In Claremont, California, KSPC (a college radio station servicing the Claremont Colleges) broadcast several minutes of a Uni hockey game. They cut to the broadcaster at the game several times throughout another radio program. It was a successful experiment, and more broadcasts are being planned. For more information look at: http://www.cs.hmc.edu/~jallen/uni/uni-hockey

7.3) Newspapers

There have been numerous articles about unicycle-hockey in the newspapers. I am collecting them all. If you have any, please send me a copy!

7.4) Miscellaneous

In 1999, Stephan Schumacher (LAHIMO) wrote his thesis at the Sporthochschule in Cologne, Germany about unicycle-hockey.

8) Unicycle-Hockey on the internet (summary)

8.1) ftp

8.2) Web pages

http://www.unicycling.org/hockey/ http://www.dbis.informatik.uni-frankfurt.de/~lauteman/unicycling/index_e.html http://www.urbanmediadesigns.com/buha/

8.3) usenet newsgroup


Here unicycling in general is discussed but letters about unicycle hockey can also be posted.

8.4) mailing list

The email discussion list edel@dbis.informatik.uni-frankfurt.de is about the German unicycle-hockey league (in German!). To subscribe to the list, ask Sven-Eric Lautemann ( lautemann@informatik.uni-frankfurt.de) to put you on there.

9) About the Author

I was born in 1964 and I spent more than 20 years of my life without being able to ride a unicycle. This rather unfortunate situation changed in 1985. I played hockey with the LAHIMO team until 1991. Then I moved to Mainz and became also a member of the RADLOS team from Frankfurt. From 1995-1997 I played hockey with the Toronto Unicyclists. Since October 1997 I'm back in Germany and playing with LAHIMO again.

I can best be reached via email at: mail@rolf-sander.net. With some delay I get slowmail sent to:
Rolf Sander
E.-Klausener Str. 6
40789 Monheim

10) Acknowledgements

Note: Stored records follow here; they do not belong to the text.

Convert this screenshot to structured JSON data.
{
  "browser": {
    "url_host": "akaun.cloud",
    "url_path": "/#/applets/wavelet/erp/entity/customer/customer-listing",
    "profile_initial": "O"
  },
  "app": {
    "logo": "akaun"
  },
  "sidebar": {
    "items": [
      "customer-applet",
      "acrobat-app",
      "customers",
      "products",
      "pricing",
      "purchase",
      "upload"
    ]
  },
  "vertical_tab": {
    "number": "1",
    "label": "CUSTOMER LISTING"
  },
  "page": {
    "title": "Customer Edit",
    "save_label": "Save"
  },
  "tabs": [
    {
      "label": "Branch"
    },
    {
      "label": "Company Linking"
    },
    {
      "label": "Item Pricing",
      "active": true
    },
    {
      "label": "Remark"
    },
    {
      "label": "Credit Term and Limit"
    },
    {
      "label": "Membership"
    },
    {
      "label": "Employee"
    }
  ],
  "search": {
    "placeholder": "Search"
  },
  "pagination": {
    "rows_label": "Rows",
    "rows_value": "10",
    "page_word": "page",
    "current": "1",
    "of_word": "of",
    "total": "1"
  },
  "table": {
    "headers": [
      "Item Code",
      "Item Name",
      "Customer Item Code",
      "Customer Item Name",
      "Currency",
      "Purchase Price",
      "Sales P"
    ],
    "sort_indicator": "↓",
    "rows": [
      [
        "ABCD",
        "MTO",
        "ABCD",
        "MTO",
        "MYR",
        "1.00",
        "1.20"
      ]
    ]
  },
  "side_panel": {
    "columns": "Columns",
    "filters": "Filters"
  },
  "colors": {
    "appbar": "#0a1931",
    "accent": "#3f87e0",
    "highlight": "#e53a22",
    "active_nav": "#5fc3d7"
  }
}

I would like to thank the following unicyclists for contributing to this faq: Jeff Allen, Helmut Diederichs, Dennis Kathrens, Jochen Löffelmann, Tom Miller, Takafumi Ogasawara, Tim Sheppard. If you help to improve it, too, your name will also appear here!